22 September 2018
Published also in Business Mirror
THE Philippines should follow the success of other countries in developing strong export clusters centered near hub seaports in a bid to become a major exporting nation.
A policy brief on Philippine seaports and shipping published by The Arangkada Philippines Project (TAPP) cited as an example of a potential cluster in the Philippines the shipbuilding and ship repair based in Subic.
It said there are three shipyards in the area, with proximity to the Clark airport and Subic seaport.
The paper noted that Clark-Subic-Tarlac-Pampanga-Zambales region has other potential clusters, such as mango production in Zambales, which could develop into a robust trading hub, bringing more frequent ship visits into the area.
Aside from Clark-Tarlac-Subic Corridor, the paper cited other ports and airports where the country could build strategic regional clusters, namely, Batangas, Cebu, Coron and Aklan, Davao, Phividec in Cagayan de Oro, Leyte, and Sarangani and General Santos.
While Cebu has many opportunities for clusters in the furniture industry, it pointed out that furniture manufacturers are spread around the city and could be consolidated into a planned area near a new modern port.
“Airport, port and logistics infrastructure in various regional cluster areas should be developed to address the need of each kind of goods and its trade traffic,” it said. “Most important, the cluster by its nature must aim to scale up, to lower costs, produce larger volumes, attract larger ships, and lower costs to become competitive in global markets.”
The paper also underscored the need to provide competitive incentives, including fiscal, which will attract domestic and foreign exporters to locate in selected product clusters.

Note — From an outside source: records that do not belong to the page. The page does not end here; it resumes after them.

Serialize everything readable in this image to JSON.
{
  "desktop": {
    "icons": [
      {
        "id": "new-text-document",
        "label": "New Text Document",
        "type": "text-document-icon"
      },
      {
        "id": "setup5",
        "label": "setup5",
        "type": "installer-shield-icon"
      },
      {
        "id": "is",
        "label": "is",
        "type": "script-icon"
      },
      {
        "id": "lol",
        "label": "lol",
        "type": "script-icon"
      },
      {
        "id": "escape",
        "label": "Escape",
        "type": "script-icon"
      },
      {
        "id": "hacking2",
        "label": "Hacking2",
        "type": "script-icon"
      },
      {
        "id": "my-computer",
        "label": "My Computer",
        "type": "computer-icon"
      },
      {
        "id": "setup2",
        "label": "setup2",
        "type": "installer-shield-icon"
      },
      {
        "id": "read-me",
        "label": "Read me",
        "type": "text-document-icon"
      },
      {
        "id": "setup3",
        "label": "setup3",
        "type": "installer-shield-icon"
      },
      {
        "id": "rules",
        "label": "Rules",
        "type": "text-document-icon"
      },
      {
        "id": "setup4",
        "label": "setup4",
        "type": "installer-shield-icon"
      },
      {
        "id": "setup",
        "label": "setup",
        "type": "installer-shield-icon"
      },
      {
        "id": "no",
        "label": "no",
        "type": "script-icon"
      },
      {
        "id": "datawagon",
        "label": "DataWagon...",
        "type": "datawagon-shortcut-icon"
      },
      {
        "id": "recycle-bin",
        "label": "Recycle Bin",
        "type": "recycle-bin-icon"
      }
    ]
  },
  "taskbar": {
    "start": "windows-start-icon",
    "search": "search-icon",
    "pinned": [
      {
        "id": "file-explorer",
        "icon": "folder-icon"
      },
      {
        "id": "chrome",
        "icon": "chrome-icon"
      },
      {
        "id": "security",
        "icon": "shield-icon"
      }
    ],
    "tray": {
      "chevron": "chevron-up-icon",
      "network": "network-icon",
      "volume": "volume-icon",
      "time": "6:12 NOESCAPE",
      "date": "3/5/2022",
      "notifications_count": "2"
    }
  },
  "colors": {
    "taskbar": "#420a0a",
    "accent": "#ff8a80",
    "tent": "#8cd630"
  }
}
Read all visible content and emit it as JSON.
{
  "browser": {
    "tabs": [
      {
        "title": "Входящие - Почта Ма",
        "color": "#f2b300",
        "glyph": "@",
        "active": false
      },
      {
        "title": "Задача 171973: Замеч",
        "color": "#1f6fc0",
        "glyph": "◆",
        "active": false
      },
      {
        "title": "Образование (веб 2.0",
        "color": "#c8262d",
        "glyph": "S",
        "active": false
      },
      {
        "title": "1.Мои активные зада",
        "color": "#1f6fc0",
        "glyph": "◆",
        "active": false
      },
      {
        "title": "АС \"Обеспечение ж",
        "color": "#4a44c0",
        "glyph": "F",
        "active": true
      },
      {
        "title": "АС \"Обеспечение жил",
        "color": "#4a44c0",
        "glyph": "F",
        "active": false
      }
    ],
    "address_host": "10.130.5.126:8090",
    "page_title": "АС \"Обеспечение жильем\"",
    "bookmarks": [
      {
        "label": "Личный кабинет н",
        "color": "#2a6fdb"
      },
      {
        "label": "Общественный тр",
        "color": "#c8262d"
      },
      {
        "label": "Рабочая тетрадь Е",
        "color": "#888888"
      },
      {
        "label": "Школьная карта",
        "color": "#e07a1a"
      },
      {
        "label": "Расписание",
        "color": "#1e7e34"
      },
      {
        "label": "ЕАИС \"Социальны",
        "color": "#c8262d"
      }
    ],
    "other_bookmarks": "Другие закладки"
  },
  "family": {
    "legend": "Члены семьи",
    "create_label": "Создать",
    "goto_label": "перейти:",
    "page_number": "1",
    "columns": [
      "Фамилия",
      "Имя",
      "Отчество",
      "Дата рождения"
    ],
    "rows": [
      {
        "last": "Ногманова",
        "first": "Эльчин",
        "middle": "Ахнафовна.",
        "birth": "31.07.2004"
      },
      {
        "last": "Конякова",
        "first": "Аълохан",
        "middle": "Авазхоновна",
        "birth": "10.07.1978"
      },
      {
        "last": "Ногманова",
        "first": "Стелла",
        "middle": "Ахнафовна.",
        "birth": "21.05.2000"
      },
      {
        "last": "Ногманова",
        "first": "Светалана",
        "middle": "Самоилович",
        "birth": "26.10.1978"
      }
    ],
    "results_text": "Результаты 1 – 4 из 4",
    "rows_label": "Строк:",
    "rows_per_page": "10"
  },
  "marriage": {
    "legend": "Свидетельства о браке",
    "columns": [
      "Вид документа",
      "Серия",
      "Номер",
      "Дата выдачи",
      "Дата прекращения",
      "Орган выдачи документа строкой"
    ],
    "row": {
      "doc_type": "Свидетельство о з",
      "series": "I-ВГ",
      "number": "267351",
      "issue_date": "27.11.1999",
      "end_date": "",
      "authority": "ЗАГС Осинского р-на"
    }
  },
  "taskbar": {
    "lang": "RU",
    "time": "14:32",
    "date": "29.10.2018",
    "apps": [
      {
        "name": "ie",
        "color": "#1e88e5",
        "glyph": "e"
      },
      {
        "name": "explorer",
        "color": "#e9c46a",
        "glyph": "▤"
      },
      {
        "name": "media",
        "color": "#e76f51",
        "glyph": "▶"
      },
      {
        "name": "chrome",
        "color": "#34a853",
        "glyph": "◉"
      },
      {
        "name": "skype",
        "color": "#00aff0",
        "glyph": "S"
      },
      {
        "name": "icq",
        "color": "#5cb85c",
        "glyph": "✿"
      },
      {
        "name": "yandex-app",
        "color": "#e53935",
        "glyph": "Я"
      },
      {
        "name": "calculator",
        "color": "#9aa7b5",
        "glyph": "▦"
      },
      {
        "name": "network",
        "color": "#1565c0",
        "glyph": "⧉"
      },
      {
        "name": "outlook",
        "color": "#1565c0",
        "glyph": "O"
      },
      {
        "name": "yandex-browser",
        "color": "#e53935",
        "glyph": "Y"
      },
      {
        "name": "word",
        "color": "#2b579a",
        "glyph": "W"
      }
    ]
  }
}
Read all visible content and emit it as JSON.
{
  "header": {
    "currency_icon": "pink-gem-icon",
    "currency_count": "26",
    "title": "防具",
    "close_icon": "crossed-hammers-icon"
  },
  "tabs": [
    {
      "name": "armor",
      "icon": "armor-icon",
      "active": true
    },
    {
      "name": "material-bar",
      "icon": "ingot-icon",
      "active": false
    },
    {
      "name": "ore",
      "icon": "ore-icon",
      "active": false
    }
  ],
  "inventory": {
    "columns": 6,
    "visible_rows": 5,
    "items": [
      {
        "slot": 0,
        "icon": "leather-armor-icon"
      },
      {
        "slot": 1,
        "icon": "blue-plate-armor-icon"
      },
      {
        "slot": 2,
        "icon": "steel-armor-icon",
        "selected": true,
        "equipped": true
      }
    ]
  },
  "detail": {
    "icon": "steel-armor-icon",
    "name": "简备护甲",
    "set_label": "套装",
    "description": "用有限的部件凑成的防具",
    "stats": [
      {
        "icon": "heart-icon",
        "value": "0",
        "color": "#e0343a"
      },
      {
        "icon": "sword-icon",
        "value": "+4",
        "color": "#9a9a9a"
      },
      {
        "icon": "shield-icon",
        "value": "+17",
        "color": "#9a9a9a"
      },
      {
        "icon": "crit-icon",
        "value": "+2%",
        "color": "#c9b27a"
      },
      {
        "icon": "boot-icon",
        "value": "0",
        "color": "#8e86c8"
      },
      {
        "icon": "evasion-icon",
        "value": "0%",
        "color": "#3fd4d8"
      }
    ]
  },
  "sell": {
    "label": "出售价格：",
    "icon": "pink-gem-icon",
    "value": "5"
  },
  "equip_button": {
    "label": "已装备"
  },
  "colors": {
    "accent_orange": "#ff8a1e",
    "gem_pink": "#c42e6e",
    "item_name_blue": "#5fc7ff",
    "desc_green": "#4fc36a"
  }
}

The paper listed Philippine principal exports that the regional leadership can study to look for potential cluster expansion, including electronic products, other manufactured goods, machinery and transport equipment, woodcrafts and furniture, ignition wiring sets, chemicals, articles of apparel, other mineral products, metal components and coconut oil.
It said Thailand offers a successful model of industrial clustering.
“The quality of port infrastructure, port efficiency and hub port connectivity to feeder ports need considerable improvement. The cost to export should be more competitive and excessive fees imposed by foreign shippers should be regulated,” it noted.
The paper further said ports have been an important part of the country’s economic activity.
“Increasing global trade presents immense opportunity for Philippine ports to scale up to become more significant in intra-regional trade. Intra-Asia trade is growing strongly and becoming more important than TransPacific and Asia-Europe shipping,” it added.